» WHAT TO PRODUCE: Each entry must be restated word for word, with nothing omitted.

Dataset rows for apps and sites

▼

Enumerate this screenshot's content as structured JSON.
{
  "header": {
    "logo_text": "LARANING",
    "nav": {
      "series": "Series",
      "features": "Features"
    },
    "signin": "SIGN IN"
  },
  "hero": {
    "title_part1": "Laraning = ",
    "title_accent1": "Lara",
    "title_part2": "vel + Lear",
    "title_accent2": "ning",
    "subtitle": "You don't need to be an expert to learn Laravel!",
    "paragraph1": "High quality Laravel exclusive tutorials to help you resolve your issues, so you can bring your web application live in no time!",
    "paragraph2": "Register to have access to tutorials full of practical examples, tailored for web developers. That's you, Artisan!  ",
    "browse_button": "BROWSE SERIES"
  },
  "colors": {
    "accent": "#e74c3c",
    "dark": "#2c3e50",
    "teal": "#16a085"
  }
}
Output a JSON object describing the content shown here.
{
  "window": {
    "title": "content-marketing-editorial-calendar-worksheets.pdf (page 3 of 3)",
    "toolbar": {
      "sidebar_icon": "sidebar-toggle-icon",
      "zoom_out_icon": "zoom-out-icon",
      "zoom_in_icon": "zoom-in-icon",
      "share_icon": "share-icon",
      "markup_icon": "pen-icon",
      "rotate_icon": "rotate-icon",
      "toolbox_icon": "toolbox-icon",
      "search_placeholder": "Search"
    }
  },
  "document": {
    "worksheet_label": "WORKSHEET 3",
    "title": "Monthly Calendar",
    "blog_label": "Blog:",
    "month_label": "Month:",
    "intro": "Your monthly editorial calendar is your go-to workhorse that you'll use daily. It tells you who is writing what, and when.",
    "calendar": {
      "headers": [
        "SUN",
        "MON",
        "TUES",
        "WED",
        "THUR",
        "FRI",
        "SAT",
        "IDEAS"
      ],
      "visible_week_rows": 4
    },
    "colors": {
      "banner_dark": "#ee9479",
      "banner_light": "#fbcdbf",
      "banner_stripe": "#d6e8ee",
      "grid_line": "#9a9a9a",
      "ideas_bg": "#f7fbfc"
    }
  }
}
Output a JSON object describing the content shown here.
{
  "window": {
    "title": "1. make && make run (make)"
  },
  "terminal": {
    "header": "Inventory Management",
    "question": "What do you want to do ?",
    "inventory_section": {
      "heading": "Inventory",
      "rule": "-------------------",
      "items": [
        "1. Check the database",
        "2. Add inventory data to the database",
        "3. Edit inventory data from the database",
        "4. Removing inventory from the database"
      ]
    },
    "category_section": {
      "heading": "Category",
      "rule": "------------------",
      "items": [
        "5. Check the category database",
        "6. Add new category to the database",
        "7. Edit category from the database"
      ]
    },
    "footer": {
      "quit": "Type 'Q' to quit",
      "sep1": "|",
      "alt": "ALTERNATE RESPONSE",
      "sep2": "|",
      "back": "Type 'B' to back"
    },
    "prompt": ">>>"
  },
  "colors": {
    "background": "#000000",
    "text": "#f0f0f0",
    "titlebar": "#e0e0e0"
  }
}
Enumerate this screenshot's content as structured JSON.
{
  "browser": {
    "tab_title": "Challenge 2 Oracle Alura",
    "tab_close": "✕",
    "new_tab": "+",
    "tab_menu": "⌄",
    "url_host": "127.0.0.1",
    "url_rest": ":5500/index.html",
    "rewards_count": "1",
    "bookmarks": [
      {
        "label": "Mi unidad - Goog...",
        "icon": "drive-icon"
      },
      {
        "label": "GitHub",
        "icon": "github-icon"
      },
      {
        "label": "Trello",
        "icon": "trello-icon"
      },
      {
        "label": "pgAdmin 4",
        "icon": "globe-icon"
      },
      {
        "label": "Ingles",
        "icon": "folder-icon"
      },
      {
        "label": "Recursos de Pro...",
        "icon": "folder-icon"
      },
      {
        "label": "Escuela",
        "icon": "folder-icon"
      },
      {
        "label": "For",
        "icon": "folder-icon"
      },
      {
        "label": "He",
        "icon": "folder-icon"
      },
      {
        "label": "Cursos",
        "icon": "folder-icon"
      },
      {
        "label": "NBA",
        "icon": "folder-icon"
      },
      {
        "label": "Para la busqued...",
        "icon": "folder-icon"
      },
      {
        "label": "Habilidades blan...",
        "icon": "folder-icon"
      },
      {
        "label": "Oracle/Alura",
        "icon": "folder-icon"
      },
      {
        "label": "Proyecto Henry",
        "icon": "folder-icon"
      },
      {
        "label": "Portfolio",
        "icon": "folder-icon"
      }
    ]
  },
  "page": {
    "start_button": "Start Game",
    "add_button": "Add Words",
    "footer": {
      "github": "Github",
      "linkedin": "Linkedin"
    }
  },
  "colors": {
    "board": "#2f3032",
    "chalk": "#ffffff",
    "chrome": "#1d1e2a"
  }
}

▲

» WRITTEN SOLUTION:
Enumerate this screenshot's content as structured JSON.
{
  "header": {
    "logo_text": "LARANING",
    "nav": {
      "series": "Series",
      "features": "Features"
    },
    "signin": "SIGN IN"
  },
  "hero": {
    "title_part1": "Laraning = ",
    "title_accent1": "Lara",
    "title_part2": "vel + Lear",
    "title_accent2": "ning",
    "subtitle": "You don't need to be an expert to learn Laravel!",
    "paragraph1": "High quality Laravel exclusive tutorials to help you resolve your issues, so you can bring your web application live in no time!",
    "paragraph2": "Register to have access to tutorials full of practical examples, tailored for web developers. That's you, Artisan!  ",
    "browse_button": "BROWSE SERIES"
  },
  "colors": {
    "accent": "#e74c3c",
    "dark": "#2c3e50",
    "teal": "#16a085"
  }
}
Output a JSON object describing the content shown here.
{
  "window": {
    "title": "content-marketing-editorial-calendar-worksheets.pdf (page 3 of 3)",
    "toolbar": {
      "sidebar_icon": "sidebar-toggle-icon",
      "zoom_out_icon": "zoom-out-icon",
      "zoom_in_icon": "zoom-in-icon",
      "share_icon": "share-icon",
      "markup_icon": "pen-icon",
      "rotate_icon": "rotate-icon",
      "toolbox_icon": "toolbox-icon",
      "search_placeholder": "Search"
    }
  },
  "document": {
    "worksheet_label": "WORKSHEET 3",
    "title": "Monthly Calendar",
    "blog_label": "Blog:",
    "month_label": "Month:",
    "intro": "Your monthly editorial calendar is your go-to workhorse that you'll use daily. It tells you who is writing what, and when.",
    "calendar": {
      "headers": [
        "SUN",
        "MON",
        "TUES",
        "WED",
        "THUR",
        "FRI",
        "SAT",
        "IDEAS"
      ],
      "visible_week_rows": 4
    },
    "colors": {
      "banner_dark": "#ee9479",
      "banner_light": "#fbcdbf",
      "banner_stripe": "#d6e8ee",
      "grid_line": "#9a9a9a",
      "ideas_bg": "#f7fbfc"
    }
  }
}
Output a JSON object describing the content shown here.
{
  "window": {
    "title": "1. make && make run (make)"
  },
  "terminal": {
    "header": "Inventory Management",
    "question": "What do you want to do ?",
    "inventory_section": {
      "heading": "Inventory",
      "rule": "-------------------",
      "items": [
        "1. Check the database",
        "2. Add inventory data to the database",
        "3. Edit inventory data from the database",
        "4. Removing inventory from the database"
      ]
    },
    "category_section": {
      "heading": "Category",
      "rule": "------------------",
      "items": [
        "5. Check the category database",
        "6. Add new category to the database",
        "7. Edit category from the database"
      ]
    },
    "footer": {
      "quit": "Type 'Q' to quit",
      "sep1": "|",
      "alt": "ALTERNATE RESPONSE",
      "sep2": "|",
      "back": "Type 'B' to back"
    },
    "prompt": ">>>"
  },
  "colors": {
    "background": "#000000",
    "text": "#f0f0f0",
    "titlebar": "#e0e0e0"
  }
}
Enumerate this screenshot's content as structured JSON.
{
  "browser": {
    "tab_title": "Challenge 2 Oracle Alura",
    "tab_close": "✕",
    "new_tab": "+",
    "tab_menu": "⌄",
    "url_host": "127.0.0.1",
    "url_rest": ":5500/index.html",
    "rewards_count": "1",
    "bookmarks": [
      {
        "label": "Mi unidad - Goog...",
        "icon": "drive-icon"
      },
      {
        "label": "GitHub",
        "icon": "github-icon"
      },
      {
        "label": "Trello",
        "icon": "trello-icon"
      },
      {
        "label": "pgAdmin 4",
        "icon": "globe-icon"
      },
      {
        "label": "Ingles",
        "icon": "folder-icon"
      },
      {
        "label": "Recursos de Pro...",
        "icon": "folder-icon"
      },
      {
        "label": "Escuela",
        "icon": "folder-icon"
      },
      {
        "label": "For",
        "icon": "folder-icon"
      },
      {
        "label": "He",
        "icon": "folder-icon"
      },
      {
        "label": "Cursos",
        "icon": "folder-icon"
      },
      {
        "label": "NBA",
        "icon": "folder-icon"
      },
      {
        "label": "Para la busqued...",
        "icon": "folder-icon"
      },
      {
        "label": "Habilidades blan...",
        "icon": "folder-icon"
      },
      {
        "label": "Oracle/Alura",
        "icon": "folder-icon"
      },
      {
        "label": "Proyecto Henry",
        "icon": "folder-icon"
      },
      {
        "label": "Portfolio",
        "icon": "folder-icon"
      }
    ]
  },
  "page": {
    "start_button": "Start Game",
    "add_button": "Add Words",
    "footer": {
      "github": "Github",
      "linkedin": "Linkedin"
    }
  },
  "colors": {
    "board": "#2f3032",
    "chalk": "#ffffff",
    "chrome": "#1d1e2a"
  }
}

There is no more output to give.